Images are to be excluded, and the rest of the data repeated exactly.
━━━ Information provided ━━━
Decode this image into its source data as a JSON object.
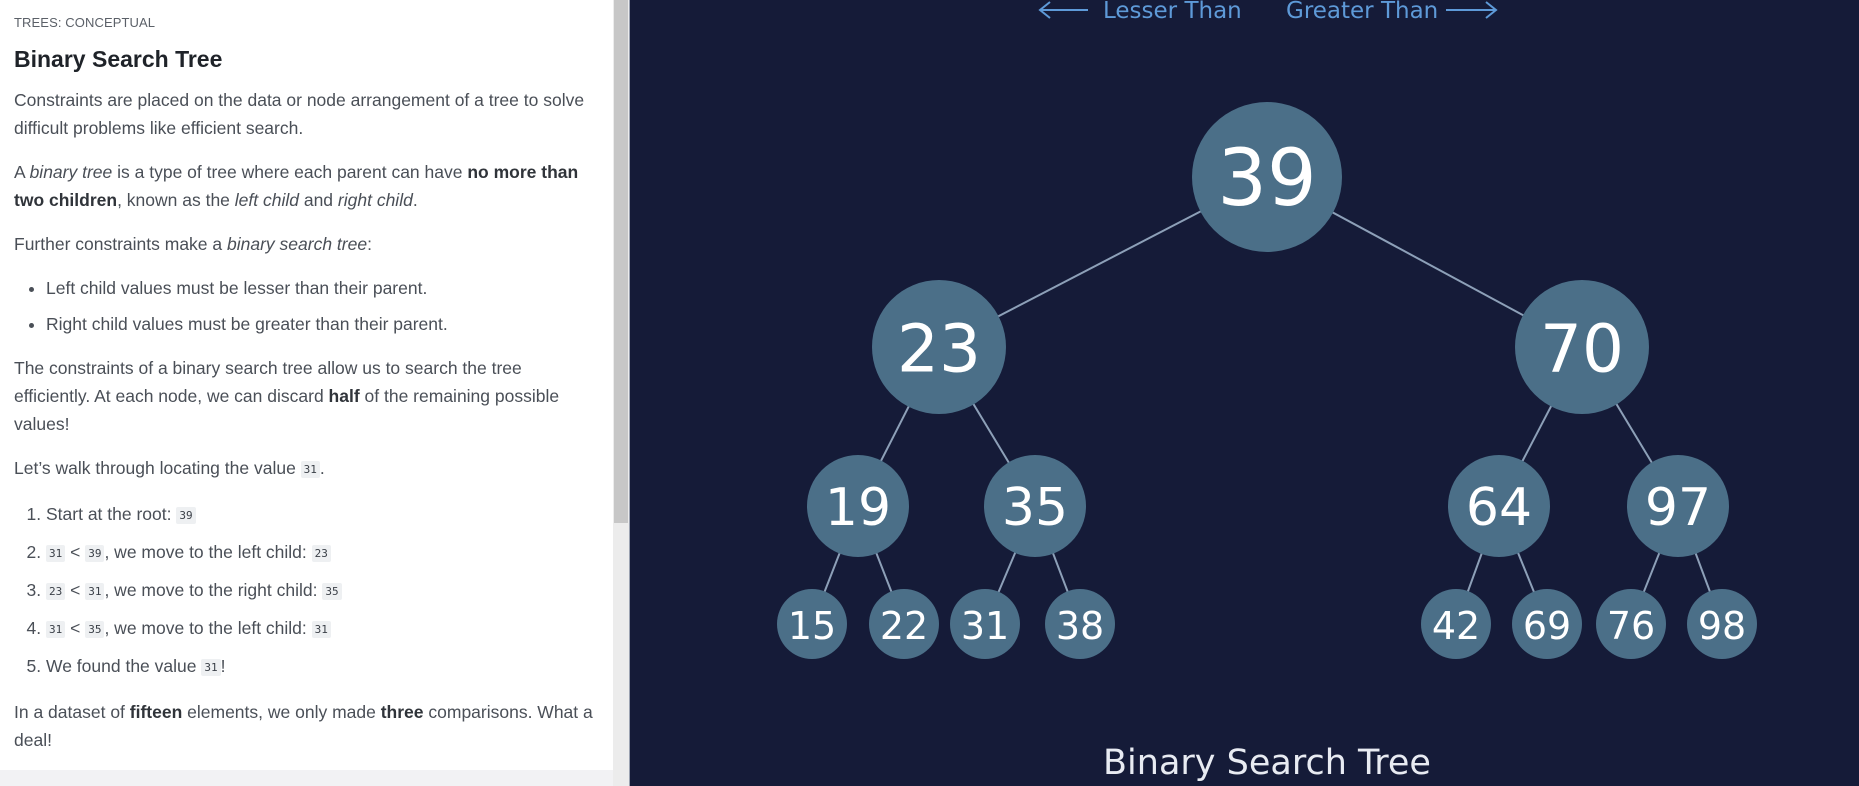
{
  "lesson": {
    "eyebrow": "TREES: CONCEPTUAL",
    "title": "Binary Search Tree",
    "intro": "Constraints are placed on the data or node arrangement of a tree to solve difficult problems like efficient search.",
    "bt_def": {
      "t1": "A ",
      "i1": "binary tree",
      "t2": " is a type of tree where each parent can have ",
      "b1": "no more than two children",
      "t3": ", known as the ",
      "i2": "left child",
      "t4": " and ",
      "i3": "right child",
      "t5": "."
    },
    "further": {
      "t1": "Further constraints make a ",
      "i1": "binary search tree",
      "t2": ":"
    },
    "rules": [
      "Left child values must be lesser than their parent.",
      "Right child values must be greater than their parent."
    ],
    "efficiency": {
      "t1": "The constraints of a binary search tree allow us to search the tree efficiently. At each node, we can discard ",
      "b1": "half",
      "t2": " of the remaining possible values!"
    },
    "walk": {
      "t1": "Let’s walk through locating the value ",
      "c1": "31",
      "t2": "."
    },
    "steps": [
      {
        "t1": "Start at the root: ",
        "c1": "39"
      },
      {
        "c1": "31",
        "t1": " < ",
        "c2": "39",
        "t2": ", we move to the left child: ",
        "c3": "23"
      },
      {
        "c1": "23",
        "t1": " < ",
        "c2": "31",
        "t2": ", we move to the right child: ",
        "c3": "35"
      },
      {
        "c1": "31",
        "t1": " < ",
        "c2": "35",
        "t2": ", we move to the left child: ",
        "c3": "31"
      },
      {
        "t1": "We found the value ",
        "c1": "31",
        "t2": "!"
      }
    ],
    "summary": {
      "t1": "In a dataset of ",
      "b1": "fifteen",
      "t2": " elements, we only made ",
      "b2": "three",
      "t3": " comparisons. What a deal!"
    }
  },
  "diagram": {
    "legend_left": "Lesser Than",
    "legend_right": "Greater Than",
    "caption": "Binary Search Tree",
    "colors": {
      "background": "#151b38",
      "node": "#4b6f88",
      "edge": "#8da0b8",
      "legend": "#5e9ad8",
      "text": "#ffffff"
    },
    "tree": {
      "root": "39",
      "level2": [
        "23",
        "70"
      ],
      "level3": [
        "19",
        "35",
        "64",
        "97"
      ],
      "level4": [
        "15",
        "22",
        "31",
        "38",
        "42",
        "69",
        "76",
        "98"
      ]
    }
  }
}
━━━
* Exercise solution
Decode this image into its source data as a JSON object.
{
  "lesson": {
    "eyebrow": "TREES: CONCEPTUAL",
    "title": "Binary Search Tree",
    "intro": "Constraints are placed on the data or node arrangement of a tree to solve difficult problems like efficient search.",
    "bt_def": {
      "t1": "A ",
      "i1": "binary tree",
      "t2": " is a type of tree where each parent can have ",
      "b1": "no more than two children",
      "t3": ", known as the ",
      "i2": "left child",
      "t4": " and ",
      "i3": "right child",
      "t5": "."
    },
    "further": {
      "t1": "Further constraints make a ",
      "i1": "binary search tree",
      "t2": ":"
    },
    "rules": [
      "Left child values must be lesser than their parent.",
      "Right child values must be greater than their parent."
    ],
    "efficiency": {
      "t1": "The constraints of a binary search tree allow us to search the tree efficiently. At each node, we can discard ",
      "b1": "half",
      "t2": " of the remaining possible values!"
    },
    "walk": {
      "t1": "Let’s walk through locating the value ",
      "c1": "31",
      "t2": "."
    },
    "steps": [
      {
        "t1": "Start at the root: ",
        "c1": "39"
      },
      {
        "c1": "31",
        "t1": " < ",
        "c2": "39",
        "t2": ", we move to the left child: ",
        "c3": "23"
      },
      {
        "c1": "23",
        "t1": " < ",
        "c2": "31",
        "t2": ", we move to the right child: ",
        "c3": "35"
      },
      {
        "c1": "31",
        "t1": " < ",
        "c2": "35",
        "t2": ", we move to the left child: ",
        "c3": "31"
      },
      {
        "t1": "We found the value ",
        "c1": "31",
        "t2": "!"
      }
    ],
    "summary": {
      "t1": "In a dataset of ",
      "b1": "fifteen",
      "t2": " elements, we only made ",
      "b2": "three",
      "t3": " comparisons. What a deal!"
    }
  },
  "diagram": {
    "legend_left": "Lesser Than",
    "legend_right": "Greater Than",
    "caption": "Binary Search Tree",
    "colors": {
      "background": "#151b38",
      "node": "#4b6f88",
      "edge": "#8da0b8",
      "legend": "#5e9ad8",
      "text": "#ffffff"
    },
    "tree": {
      "root": "39",
      "level2": [
        "23",
        "70"
      ],
      "level3": [
        "19",
        "35",
        "64",
        "97"
      ],
      "level4": [
        "15",
        "22",
        "31",
        "38",
        "42",
        "69",
        "76",
        "98"
      ]
    }
  }
}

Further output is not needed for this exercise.